The distinction between structure and essence is important because science and analysis only applies to structure and never to essence. We can use our understanding of the structure of vision to explain optical illusions. But we can never explain the experience of the color red. Structure can be analyzed and broken down into components. The essence of our immediate experience is an indivisible gestalt.

That science and mathematics deal only with structure is a conceptual leap. I reached this conclusion as an undergraduate. Computers were a comparative novelty in the late 60's and I was able to work with one of these extraordinary machines. I could program it to do complex tasks using simple instructions. The low level or ``assembly language'' for computers contains instructions like move the value stored in one place to a different place or add the values stored at two locations together and put the result in a third place. The computer itself was constructed from simple operations. You could build all the logic that controlled the computer from three circuits: AND, OR and NOT. Every logic circuit in any computer no matter how complex can be built out of these three simple circuits.

I was struck by how much complexity could be constructed from such simple building blocks. My interest and wonder was further aroused by the idea of a Universal Turing Machine. This is a very simple computer that could simulate any program that any computer or other mechanistic process could ever possibly do.

I started to realize how everything at least in the world of computers was structure. The AND, OR and NOT circuits were so simple that they had no real content to them. The important thing was how they were put together to form more complex circuits. The programs that controlled these machines were a long sequence of ones and zeros. One did not write programs that way but it was clear how the symbolic names one typed were translated into a sequence of ones and zeros. The computer did this translation just as computers do today.

The sense that everything is structure was expanded when I studied set theory. All of mathematics was constructed with the single primitive entity of the empty set. Everything in computing is structure devoid of essence and the same is true in mathematics.
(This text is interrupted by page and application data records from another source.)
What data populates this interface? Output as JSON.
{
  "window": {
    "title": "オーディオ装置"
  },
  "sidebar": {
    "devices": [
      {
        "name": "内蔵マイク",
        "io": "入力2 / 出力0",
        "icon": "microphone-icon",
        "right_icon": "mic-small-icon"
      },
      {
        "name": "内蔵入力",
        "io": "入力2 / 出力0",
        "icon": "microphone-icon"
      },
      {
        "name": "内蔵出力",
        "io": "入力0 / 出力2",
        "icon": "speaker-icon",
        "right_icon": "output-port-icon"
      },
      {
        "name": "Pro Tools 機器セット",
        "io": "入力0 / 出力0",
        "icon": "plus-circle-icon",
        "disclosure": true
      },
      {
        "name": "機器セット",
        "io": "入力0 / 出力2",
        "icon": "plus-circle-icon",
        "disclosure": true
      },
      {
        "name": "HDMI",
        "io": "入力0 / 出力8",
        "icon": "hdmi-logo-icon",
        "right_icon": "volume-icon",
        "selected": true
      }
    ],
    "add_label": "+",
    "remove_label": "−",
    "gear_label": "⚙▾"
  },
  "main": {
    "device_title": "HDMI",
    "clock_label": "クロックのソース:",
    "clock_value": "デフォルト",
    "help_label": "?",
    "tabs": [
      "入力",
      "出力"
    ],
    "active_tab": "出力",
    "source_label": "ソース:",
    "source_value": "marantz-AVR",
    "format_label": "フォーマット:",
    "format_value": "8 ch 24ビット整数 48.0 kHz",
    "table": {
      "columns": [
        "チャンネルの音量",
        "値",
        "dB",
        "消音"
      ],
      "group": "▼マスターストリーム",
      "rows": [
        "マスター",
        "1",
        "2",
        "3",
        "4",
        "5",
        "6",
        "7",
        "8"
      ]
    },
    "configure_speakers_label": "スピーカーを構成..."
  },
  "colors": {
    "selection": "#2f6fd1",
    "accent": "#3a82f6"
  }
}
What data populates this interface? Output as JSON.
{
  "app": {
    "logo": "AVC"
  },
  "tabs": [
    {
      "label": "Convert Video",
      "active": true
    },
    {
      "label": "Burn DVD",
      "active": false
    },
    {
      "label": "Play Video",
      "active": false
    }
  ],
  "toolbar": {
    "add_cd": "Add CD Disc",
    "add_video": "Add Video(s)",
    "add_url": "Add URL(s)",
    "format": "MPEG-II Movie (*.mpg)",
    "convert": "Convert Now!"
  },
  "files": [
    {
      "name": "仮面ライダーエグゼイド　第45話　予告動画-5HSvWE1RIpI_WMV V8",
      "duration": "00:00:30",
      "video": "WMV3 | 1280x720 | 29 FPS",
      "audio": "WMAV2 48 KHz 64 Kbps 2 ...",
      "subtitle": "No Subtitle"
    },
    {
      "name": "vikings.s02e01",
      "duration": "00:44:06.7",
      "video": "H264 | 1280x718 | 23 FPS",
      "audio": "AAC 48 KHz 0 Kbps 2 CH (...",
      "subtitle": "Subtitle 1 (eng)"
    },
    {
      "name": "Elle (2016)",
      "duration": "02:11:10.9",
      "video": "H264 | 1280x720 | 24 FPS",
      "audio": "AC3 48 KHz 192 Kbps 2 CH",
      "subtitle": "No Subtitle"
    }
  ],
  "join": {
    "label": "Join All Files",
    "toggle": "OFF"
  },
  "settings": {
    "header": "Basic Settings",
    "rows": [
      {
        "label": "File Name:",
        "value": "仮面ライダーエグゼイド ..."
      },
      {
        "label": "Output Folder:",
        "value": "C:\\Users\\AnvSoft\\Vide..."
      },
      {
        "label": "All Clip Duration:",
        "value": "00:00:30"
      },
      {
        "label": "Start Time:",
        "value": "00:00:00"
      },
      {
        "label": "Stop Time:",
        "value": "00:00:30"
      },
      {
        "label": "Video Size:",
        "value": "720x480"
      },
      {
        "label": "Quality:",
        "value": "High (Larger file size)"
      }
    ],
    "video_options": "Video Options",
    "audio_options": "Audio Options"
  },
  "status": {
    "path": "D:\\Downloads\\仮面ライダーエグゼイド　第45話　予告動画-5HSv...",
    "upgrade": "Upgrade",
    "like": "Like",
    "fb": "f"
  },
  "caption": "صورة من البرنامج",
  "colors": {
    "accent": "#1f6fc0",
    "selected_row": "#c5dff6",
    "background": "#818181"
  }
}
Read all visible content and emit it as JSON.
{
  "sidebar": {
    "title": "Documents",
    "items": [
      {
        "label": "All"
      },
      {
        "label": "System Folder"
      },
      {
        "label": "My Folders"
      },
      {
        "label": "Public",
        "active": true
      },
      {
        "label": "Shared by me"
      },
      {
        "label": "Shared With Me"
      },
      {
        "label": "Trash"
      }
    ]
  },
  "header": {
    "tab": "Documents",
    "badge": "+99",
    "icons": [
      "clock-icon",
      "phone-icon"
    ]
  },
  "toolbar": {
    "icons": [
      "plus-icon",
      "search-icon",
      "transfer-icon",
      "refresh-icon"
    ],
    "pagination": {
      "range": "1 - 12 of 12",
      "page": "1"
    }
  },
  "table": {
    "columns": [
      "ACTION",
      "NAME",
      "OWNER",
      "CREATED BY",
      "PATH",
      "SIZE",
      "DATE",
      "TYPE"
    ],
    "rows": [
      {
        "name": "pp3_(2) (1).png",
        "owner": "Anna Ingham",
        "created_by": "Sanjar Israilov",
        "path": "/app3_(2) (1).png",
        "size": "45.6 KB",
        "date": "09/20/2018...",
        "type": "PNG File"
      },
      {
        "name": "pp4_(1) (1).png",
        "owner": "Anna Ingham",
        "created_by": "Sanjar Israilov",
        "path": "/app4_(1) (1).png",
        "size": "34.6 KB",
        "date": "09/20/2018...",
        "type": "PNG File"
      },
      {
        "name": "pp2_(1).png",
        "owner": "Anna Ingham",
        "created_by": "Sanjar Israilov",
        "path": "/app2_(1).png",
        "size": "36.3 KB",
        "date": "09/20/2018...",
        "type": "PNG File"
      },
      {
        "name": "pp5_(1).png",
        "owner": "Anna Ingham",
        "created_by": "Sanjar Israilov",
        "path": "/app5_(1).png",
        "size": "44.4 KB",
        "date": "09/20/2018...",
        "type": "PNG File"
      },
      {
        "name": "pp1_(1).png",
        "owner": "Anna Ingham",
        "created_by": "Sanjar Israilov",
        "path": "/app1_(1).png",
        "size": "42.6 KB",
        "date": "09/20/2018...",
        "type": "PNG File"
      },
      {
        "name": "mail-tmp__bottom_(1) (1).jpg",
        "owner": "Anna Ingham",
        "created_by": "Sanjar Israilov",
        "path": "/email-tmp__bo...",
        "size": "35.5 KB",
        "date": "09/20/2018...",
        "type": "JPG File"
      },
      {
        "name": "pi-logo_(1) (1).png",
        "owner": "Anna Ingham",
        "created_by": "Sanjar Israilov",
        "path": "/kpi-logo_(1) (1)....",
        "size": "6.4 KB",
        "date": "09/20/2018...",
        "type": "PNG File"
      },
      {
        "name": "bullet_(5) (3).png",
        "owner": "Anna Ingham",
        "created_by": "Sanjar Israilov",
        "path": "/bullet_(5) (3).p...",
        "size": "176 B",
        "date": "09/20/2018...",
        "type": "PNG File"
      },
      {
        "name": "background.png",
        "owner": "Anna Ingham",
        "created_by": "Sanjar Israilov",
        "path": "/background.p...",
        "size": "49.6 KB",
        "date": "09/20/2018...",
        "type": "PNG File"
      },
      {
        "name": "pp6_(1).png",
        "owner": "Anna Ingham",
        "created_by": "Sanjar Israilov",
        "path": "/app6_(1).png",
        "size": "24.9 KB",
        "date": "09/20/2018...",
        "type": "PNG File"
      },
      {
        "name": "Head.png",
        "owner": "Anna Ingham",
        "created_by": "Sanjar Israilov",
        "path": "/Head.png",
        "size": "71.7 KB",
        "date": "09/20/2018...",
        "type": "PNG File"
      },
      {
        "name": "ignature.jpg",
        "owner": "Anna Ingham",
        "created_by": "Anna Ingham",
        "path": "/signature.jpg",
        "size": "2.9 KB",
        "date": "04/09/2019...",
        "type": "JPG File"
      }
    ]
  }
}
PDF version of this poster presentation
next up previous
Next: External and internal reality Up: expth Previous: The essence of experience


Mountain Math Software
home consulting videos book QM FAQ contact
Email comments to: webmaster@mtnmath.com